## What is expected
All of the data must be output without alteration.
--- Extracted data Enclosed Below ---
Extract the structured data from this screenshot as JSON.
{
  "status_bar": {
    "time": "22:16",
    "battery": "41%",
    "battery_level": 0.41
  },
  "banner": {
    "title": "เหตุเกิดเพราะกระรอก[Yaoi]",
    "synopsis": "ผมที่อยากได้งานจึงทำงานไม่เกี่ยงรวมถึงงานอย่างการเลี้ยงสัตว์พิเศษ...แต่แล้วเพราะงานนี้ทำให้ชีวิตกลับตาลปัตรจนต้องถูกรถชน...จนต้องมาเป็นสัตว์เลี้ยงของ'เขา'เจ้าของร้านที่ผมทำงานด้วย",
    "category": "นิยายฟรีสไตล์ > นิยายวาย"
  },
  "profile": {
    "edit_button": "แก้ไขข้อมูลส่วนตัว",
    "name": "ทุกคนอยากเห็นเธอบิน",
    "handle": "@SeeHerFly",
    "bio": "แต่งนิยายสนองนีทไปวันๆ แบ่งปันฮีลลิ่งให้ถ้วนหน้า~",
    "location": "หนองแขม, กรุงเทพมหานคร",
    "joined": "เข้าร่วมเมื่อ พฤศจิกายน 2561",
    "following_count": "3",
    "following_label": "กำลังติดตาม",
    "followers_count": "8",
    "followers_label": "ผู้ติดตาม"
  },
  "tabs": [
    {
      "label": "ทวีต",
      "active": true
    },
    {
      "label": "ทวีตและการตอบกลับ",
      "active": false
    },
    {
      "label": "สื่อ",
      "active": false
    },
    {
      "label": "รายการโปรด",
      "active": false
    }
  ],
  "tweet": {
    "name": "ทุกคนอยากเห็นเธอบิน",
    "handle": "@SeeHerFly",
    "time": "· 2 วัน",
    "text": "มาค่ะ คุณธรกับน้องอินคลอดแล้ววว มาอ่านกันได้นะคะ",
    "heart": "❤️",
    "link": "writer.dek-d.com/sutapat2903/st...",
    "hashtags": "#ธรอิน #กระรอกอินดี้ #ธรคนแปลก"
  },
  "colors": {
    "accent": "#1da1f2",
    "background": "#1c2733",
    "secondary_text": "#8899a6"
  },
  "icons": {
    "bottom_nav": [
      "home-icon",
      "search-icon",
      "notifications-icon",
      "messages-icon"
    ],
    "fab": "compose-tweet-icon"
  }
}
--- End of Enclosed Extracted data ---
## Your response
Extract the structured data from this screenshot as JSON.
{
  "status_bar": {
    "time": "22:16",
    "battery": "41%",
    "battery_level": 0.41
  },
  "banner": {
    "title": "เหตุเกิดเพราะกระรอก[Yaoi]",
    "synopsis": "ผมที่อยากได้งานจึงทำงานไม่เกี่ยงรวมถึงงานอย่างการเลี้ยงสัตว์พิเศษ...แต่แล้วเพราะงานนี้ทำให้ชีวิตกลับตาลปัตรจนต้องถูกรถชน...จนต้องมาเป็นสัตว์เลี้ยงของ'เขา'เจ้าของร้านที่ผมทำงานด้วย",
    "category": "นิยายฟรีสไตล์ > นิยายวาย"
  },
  "profile": {
    "edit_button": "แก้ไขข้อมูลส่วนตัว",
    "name": "ทุกคนอยากเห็นเธอบิน",
    "handle": "@SeeHerFly",
    "bio": "แต่งนิยายสนองนีทไปวันๆ แบ่งปันฮีลลิ่งให้ถ้วนหน้า~",
    "location": "หนองแขม, กรุงเทพมหานคร",
    "joined": "เข้าร่วมเมื่อ พฤศจิกายน 2561",
    "following_count": "3",
    "following_label": "กำลังติดตาม",
    "followers_count": "8",
    "followers_label": "ผู้ติดตาม"
  },
  "tabs": [
    {
      "label": "ทวีต",
      "active": true
    },
    {
      "label": "ทวีตและการตอบกลับ",
      "active": false
    },
    {
      "label": "สื่อ",
      "active": false
    },
    {
      "label": "รายการโปรด",
      "active": false
    }
  ],
  "tweet": {
    "name": "ทุกคนอยากเห็นเธอบิน",
    "handle": "@SeeHerFly",
    "time": "· 2 วัน",
    "text": "มาค่ะ คุณธรกับน้องอินคลอดแล้ววว มาอ่านกันได้นะคะ",
    "heart": "❤️",
    "link": "writer.dek-d.com/sutapat2903/st...",
    "hashtags": "#ธรอิน #กระรอกอินดี้ #ธรคนแปลก"
  },
  "colors": {
    "accent": "#1da1f2",
    "background": "#1c2733",
    "secondary_text": "#8899a6"
  },
  "icons": {
    "bottom_nav": [
      "home-icon",
      "search-icon",
      "notifications-icon",
      "messages-icon"
    ],
    "fab": "compose-tweet-icon"
  }
}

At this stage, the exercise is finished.